For a game that began life as a Nintendo 64 title and was released in 2002, Star Fox Adventure is gorgeous. Environments are lush, characters are well animated, and the game’s graphics are stellar for their time.
Sometimes the original is an all-time classic. Released in 1993 for the Super Nintendo, the first Star Fox is one of the best Star Fox games ever made.
Helping to launch the popular franchise, Star Fox’s graphics and combat were ahead of their time.
It may lack the total package of the beloved Star Fox 64, but its state-of-the-art combat, level design, and gameplay carry the title to new heights.
Powered by the Super FX chip, the original Star Fox showed what was possible from console gaming. We haven’t looked back since.
Star Fox 64 3D
Star Fox 64 3D is one of the best Star Fox games ever made. It’s also a near-identical remake of the beloved Nintendo 64 classic. If it ain’t broke, don’t fix it; the result is one of the best Nintendo 3DS games we still love playing today.

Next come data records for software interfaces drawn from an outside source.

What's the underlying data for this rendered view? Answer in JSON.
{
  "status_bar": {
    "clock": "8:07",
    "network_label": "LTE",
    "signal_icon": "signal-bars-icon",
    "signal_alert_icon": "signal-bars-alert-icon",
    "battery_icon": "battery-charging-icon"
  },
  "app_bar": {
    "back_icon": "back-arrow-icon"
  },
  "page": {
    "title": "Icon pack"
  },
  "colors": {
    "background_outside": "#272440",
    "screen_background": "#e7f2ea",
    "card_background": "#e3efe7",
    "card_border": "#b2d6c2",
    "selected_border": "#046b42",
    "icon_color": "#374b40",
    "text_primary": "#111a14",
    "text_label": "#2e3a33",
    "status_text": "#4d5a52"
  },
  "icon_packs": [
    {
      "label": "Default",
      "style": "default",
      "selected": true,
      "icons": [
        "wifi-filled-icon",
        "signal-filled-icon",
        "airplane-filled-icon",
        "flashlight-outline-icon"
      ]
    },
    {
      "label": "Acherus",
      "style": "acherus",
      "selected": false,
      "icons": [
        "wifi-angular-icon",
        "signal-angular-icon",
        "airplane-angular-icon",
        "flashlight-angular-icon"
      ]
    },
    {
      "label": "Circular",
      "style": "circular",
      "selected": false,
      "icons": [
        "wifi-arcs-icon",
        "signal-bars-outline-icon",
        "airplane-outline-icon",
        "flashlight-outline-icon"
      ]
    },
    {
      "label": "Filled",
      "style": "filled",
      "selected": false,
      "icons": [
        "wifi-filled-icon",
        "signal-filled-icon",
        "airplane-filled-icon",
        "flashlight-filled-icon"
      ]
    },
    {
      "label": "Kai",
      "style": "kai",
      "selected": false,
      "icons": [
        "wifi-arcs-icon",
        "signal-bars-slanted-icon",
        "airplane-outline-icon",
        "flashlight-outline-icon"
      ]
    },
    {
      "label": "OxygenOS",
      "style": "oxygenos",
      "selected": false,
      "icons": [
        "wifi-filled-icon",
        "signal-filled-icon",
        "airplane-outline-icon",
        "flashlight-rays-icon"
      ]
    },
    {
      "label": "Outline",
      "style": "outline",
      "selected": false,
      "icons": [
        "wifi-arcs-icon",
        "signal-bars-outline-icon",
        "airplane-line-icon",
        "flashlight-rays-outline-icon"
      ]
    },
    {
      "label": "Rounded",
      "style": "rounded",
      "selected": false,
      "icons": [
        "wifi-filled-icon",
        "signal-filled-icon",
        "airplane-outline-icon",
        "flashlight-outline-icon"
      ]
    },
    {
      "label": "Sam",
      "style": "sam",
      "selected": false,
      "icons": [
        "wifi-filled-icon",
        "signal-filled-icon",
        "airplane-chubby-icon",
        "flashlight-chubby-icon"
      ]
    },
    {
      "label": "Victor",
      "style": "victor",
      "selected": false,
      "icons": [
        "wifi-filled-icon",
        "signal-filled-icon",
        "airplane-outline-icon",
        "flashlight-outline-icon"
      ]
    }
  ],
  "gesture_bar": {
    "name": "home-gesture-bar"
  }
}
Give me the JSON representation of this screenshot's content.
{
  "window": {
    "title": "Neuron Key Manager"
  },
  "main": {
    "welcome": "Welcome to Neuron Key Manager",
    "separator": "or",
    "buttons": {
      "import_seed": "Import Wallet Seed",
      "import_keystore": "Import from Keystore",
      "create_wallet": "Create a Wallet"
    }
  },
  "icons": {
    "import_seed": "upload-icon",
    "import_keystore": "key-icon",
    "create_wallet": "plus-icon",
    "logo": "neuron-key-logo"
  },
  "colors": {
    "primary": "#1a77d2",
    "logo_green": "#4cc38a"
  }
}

The updated graphics are very welcome, as is the ability to customize your control set-up. Players can opt for traditional controls with the 3DS’s Circle Pad. Those looking to take full advantage of the handheld’s gyro controls and 3DS visuals can use the 3DS Mode for controls.
This is a great example of Nintendo embracing a system’s defining feature without forcing a player to live or die by its gimmick.
Sadly, the game’s voice acting pales in comparison to the original Star Fox 64. Lines will, at times, sound stiff and forced. Still, it’s one of the better Star Fox games available.
Star Fox 64 Is Easily the Best Star Fox Game Ever Made
There’s a reason this game ends up on this list several times. Star Fox 64 is an absolute classic and one of the best Nintendo 64 games. A reboot of the SNES release, Star Fox 64 takes the original’s concepts and blends them with the canceled sequel’s innovations.
What makes Star Fox 64 so special is the infinite replayability. The game’s campaign is relatively short. You can actually finish it in roughly an hour. Every playthrough feels different, though.
Thanks in part to the non-linear campaign and variety of choices for each stage, Star Fox 64 always feels fresh. Whether it’s the first or hundredth time you’ve played it, it never manages to feel old.
Dialogue and mid-combat chatter between characters are what elevates Star Fox 64. The team of Fox, Falco, Peppy, and Slippy all sound like best friends with constant words of encouragement and light-hearted jabs.
As scripted dialogue between in-game characters in modern gaming has become more and more tedious, Star Fox 64 is a breath of fresh air.